Data about app and page elements
——————
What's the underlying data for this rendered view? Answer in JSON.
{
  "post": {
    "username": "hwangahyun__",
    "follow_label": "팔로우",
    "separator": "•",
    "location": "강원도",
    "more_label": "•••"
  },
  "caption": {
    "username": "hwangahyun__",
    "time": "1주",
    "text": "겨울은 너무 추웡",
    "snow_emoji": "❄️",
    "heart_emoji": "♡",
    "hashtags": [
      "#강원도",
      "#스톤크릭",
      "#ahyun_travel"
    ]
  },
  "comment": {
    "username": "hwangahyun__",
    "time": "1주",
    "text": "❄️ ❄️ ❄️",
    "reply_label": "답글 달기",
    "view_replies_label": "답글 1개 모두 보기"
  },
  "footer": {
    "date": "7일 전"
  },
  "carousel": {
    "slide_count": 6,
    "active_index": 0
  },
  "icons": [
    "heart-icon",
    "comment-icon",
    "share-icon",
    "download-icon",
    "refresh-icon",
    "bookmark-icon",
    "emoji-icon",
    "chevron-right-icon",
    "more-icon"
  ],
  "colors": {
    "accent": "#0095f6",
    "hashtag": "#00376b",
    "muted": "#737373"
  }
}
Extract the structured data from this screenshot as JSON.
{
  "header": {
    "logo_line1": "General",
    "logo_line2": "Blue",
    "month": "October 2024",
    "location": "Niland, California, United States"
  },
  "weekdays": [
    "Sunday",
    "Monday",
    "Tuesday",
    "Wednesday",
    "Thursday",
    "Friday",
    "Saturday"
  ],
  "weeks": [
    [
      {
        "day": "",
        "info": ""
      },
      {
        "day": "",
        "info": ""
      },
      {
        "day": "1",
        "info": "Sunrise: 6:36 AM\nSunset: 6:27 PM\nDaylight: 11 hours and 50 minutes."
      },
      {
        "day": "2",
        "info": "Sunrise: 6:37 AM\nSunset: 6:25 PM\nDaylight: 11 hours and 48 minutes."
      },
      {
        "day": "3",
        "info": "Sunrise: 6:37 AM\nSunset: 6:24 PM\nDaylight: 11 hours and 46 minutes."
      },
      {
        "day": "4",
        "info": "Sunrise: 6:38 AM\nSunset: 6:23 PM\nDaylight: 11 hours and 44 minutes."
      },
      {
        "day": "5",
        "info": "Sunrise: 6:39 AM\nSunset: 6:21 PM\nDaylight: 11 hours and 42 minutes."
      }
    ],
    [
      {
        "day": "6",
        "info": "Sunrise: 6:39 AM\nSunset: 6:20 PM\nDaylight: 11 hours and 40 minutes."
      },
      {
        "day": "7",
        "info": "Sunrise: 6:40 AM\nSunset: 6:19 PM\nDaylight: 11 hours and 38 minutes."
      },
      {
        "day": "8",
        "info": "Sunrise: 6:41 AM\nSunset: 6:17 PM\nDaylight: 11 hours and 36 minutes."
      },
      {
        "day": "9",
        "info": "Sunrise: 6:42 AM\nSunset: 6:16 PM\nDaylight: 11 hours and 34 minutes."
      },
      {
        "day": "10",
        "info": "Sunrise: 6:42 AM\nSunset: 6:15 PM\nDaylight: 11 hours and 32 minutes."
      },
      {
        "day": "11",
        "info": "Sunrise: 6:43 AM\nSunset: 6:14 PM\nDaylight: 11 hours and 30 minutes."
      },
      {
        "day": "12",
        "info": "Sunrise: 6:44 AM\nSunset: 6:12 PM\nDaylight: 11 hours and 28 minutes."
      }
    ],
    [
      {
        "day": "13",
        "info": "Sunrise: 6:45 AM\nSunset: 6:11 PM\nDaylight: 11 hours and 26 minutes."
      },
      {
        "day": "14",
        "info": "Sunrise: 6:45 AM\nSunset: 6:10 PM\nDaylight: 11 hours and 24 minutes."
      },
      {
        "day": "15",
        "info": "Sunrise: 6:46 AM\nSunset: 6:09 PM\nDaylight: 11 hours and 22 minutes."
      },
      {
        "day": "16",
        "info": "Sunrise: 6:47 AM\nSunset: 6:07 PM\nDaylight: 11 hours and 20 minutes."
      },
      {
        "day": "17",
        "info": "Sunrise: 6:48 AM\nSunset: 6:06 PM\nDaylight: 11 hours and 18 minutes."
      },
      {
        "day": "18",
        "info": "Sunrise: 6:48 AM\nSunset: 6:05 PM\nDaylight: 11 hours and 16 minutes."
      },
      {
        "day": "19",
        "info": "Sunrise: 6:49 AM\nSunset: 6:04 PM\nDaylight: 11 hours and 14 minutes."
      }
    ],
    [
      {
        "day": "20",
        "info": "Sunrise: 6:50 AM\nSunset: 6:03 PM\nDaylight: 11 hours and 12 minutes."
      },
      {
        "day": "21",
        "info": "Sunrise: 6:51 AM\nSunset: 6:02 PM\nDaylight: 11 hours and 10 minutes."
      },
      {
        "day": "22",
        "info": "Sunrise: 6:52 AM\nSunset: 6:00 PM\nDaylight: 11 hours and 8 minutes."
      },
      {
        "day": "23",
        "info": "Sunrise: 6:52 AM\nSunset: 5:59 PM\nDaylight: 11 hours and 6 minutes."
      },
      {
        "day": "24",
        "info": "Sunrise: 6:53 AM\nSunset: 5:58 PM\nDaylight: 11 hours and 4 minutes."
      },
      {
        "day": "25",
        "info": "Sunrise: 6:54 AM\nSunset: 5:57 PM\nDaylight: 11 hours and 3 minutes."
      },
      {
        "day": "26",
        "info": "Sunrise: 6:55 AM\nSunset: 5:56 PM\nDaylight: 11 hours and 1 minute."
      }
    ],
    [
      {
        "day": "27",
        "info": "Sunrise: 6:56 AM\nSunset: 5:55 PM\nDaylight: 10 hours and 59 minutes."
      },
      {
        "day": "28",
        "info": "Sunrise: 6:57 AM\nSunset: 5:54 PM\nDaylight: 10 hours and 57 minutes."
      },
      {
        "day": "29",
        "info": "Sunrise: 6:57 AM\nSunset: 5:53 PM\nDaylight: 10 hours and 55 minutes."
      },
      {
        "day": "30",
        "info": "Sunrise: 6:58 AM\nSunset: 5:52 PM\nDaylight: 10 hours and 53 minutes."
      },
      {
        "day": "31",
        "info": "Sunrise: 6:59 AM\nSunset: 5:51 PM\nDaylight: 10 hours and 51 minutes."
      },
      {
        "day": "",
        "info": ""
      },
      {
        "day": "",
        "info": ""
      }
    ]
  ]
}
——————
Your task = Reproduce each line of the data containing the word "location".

Answer section =
    "location": "강원도",
    "location": "Niland, California, United States"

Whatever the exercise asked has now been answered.